And this at a hearing about TV tuner regulation!

Mr. Valenti, characteristically, hit the P2P porn meme the hardest, even, in a surreal moment, inviting the Senators’ staffers to go download some porn from Kazaa and see for themselves how vile it is. As a parent, I had to chuckle on hearing the American movie industry complain about the distribution of inappropriate sexual content to kids. But then again the whole room seemed at times to be an irony-free zone.

Comments

  1. Ernest Miller says:

    Are you sure that Senator Brownback didn’t introduce Valenti as the “INFERNAL head of the MPAA”?

    Thanks for fighting the good fight!

  2. John Anderson says:

    Golly, there’s p0rn on P2P? How about that!?!

    Hey, there’s also p0rn in magazines!
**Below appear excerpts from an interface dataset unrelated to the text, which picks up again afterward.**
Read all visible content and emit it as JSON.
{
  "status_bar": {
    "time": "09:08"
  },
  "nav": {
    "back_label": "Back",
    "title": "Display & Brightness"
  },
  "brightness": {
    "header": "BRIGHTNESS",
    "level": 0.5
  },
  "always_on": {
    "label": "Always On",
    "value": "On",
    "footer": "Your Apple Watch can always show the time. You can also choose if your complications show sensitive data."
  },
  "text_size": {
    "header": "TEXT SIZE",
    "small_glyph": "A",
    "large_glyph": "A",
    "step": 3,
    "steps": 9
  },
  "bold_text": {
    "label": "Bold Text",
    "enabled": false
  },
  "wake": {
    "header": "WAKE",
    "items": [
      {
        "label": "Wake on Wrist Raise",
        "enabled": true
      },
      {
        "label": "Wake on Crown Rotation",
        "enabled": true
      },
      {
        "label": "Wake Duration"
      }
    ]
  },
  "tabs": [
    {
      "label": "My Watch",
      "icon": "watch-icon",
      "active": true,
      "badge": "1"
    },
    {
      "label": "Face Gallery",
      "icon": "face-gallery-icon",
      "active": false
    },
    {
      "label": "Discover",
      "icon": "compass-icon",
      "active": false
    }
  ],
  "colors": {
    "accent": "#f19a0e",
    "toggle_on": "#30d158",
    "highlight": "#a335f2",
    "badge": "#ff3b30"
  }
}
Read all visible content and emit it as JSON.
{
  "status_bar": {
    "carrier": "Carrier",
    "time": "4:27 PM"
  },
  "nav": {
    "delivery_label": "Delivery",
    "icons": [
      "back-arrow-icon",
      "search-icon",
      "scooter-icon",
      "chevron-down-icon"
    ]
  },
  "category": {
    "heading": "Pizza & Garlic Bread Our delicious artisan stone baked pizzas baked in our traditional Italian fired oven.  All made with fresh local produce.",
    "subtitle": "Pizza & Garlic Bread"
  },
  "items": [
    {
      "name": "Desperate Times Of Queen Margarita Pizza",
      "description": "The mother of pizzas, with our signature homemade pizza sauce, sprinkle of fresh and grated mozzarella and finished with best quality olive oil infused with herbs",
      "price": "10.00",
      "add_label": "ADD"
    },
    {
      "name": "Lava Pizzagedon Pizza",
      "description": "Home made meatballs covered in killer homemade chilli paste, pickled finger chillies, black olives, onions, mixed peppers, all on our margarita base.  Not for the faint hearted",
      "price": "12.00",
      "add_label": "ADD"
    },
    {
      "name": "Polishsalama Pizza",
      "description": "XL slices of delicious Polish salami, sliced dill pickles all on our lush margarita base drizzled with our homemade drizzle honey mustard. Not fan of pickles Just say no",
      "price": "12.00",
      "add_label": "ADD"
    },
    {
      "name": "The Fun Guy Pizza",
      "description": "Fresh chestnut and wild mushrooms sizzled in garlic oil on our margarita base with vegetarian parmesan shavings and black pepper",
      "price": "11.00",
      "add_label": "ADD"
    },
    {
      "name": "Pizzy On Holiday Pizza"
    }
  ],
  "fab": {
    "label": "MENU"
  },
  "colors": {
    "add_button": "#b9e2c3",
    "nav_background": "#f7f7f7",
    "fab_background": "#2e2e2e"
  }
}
Let’s outlaw periodicals!

    P0rnagraphic graffiti on buildings? Outlaw buildings!

    During the “BetaMax” hearings, Jack V. admitted he had a VCR and used it to record stuff. I wonder if he uses any P2P?

  3. VR says:

    What about regular television? The sexual content and body humor you see today even at 8 pm would have been unbelievable in the ’60s and would have gotten a movie banned a decade or so earlier. Actually, it is an interesting example of cultural shift.

    Interesting testimony and background on the process. Sad to say, most Senators are probably bored (all those meetings . . .) and most have minimal technical knowledge. Many of the speakers are trying to get in sound bites, not real information. A very good argument for LESS regulation.

  4. Steve @ PMStyle says:

    I noticed from the testimony that Dr. Felten’s piracy example didn’t address one specific scenario which is controversial today. I’m curious why he didn’t address it.

    Dr. Felten’s Example: A 3 hour ATSC TV movie requires 26 gigabyte requires $50 in HD space and cannot be easily copied over fast household broadband connections. Since $50 is more than the cost of 2 or 3 DVDs of the content.

    My example: A 3 hour ATSC TV movie requires 26 gigabytes and $50 in temporary HD space. Once recorded, the movie can be written to 2 DVD-RW blanks costing less than $1 each. Once written, the $50 in HD space can be re-used for other content and additional copies of the movie can be made for less than $2 in materials.